The world economy is set to slide into the deepest recession since the Great Depression, with the International Monetary Fund projecting a 4.9 per cent contraction this year and a sluggish recovery in 2021. As business slows, lenders are looking to control costs and make prudent provisions for expected loan losses.

In the UAE, the economy is rebounding after movement restrictions forced the closure of all but essential businesses in the country. The number of Covid-19 cases are on the decline and fiscal and monetary support, including the Dh256bn Central Bank of the UAE stimulus package has helped banks to continue lending and supporting clients during the unprecedented economic volatility.

"During the second quarter, we focused on providing financial relief to our customers in line with the UAE Central Bank Tess [Targeted Economic Support Scheme] programme, as well as through the bank’s own initiatives," Mr Sayegh said.

The bank ensured "prudent lending and diligent risk management" and it remains committed to "continue to support in clients and the broader UAE economy through these unpredictable times", he added.

The bank, formed through the merger of National Bank of Abu Dhabi and First Gulf Bank in 2017, is at the forefront of Abu Dhabi’s economic development efforts and is supporting the government’s Ghadan 21 stimulus initiative.

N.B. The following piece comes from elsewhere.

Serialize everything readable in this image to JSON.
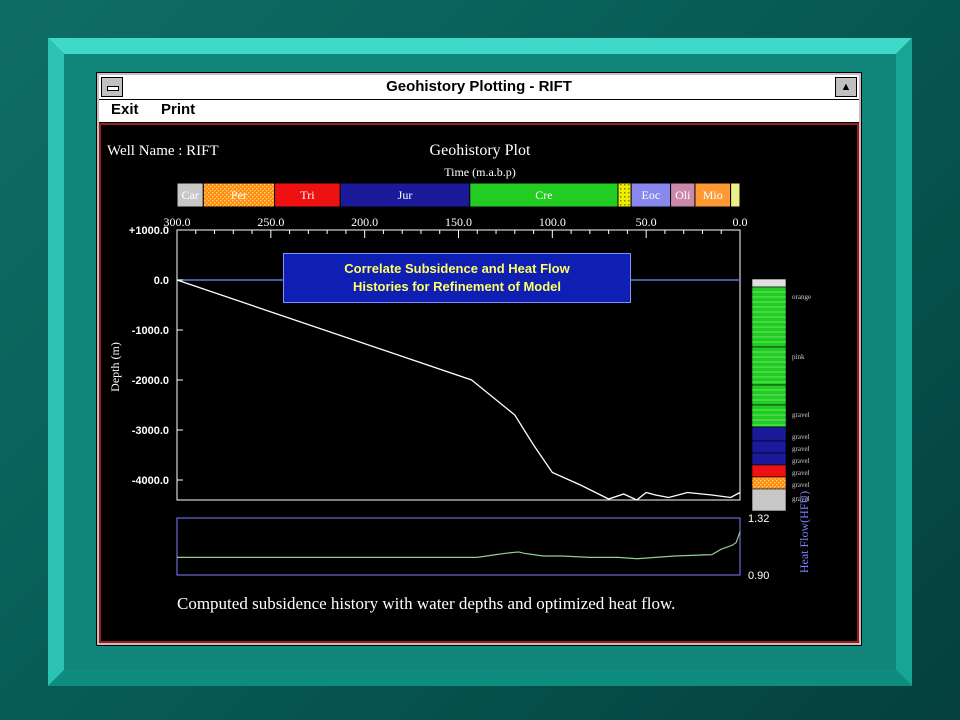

The lender issued a dual-listed, 1.4 billion Chinese yuan (Dh726.4 million) five-year formosa bond last month.